“Yesterday was, it was a great day," Sharp said on Wednesday.

Sharp said the work is not over.

"I think me and her (DeMoss) are going to be going around to different high schools when the fall starts back up here, to make sure young people know how dangerous this is, and to not be peer pressured into performing such acts,” he said.

The work also goes beyond being cemented into Missouri law.

"We still have to have this law enforced and we still have to have this law prosecuted," he said.

Blair's legacy will live on in another way, too — a Girl Scouts project she envisioned that would provide socks to foster kids after she witnessed foster care in her own home. DeMoss runs the nonprofit Blair's Foster Socks.

“Socks, we always just thought were fun, happy, uplifting, you know, encouraging, you know," DeMoss said. "They’re kind of like your powerful socks, you’re leaving with these socks, they’re going to carry you somewhere fun and special."

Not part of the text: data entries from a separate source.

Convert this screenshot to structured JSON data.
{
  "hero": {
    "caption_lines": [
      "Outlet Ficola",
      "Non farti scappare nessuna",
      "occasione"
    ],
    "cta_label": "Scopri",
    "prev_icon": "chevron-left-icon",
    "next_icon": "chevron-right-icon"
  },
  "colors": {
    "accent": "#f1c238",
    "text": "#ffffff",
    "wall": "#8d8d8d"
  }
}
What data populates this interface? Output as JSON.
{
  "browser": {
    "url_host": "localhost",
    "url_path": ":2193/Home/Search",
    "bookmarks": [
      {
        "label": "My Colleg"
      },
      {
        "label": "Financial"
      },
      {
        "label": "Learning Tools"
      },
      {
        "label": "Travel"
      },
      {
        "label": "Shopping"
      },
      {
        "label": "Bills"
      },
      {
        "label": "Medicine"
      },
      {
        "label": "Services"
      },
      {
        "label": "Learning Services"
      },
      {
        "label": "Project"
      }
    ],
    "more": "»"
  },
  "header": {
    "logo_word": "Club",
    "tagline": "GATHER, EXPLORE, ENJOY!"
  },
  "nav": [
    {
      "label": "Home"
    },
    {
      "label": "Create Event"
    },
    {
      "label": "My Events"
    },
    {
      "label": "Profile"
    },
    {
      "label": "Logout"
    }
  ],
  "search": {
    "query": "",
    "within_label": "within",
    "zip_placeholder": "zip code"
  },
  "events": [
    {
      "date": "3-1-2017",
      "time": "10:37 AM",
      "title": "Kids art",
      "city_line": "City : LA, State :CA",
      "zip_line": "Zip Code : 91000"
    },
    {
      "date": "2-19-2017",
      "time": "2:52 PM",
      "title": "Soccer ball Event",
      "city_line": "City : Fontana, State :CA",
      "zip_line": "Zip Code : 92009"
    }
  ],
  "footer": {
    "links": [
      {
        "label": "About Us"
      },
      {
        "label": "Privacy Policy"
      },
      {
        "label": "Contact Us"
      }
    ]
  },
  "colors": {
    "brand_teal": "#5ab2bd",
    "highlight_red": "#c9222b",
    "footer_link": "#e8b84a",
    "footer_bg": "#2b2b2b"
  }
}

Blair Shanahan Lane
A photo of Michele Shanahan DeMoss and her daughter, Blair Shanahan Lane, sits on a table at DeMoss' house in Peculiar, Missouri, on July 10, 2024.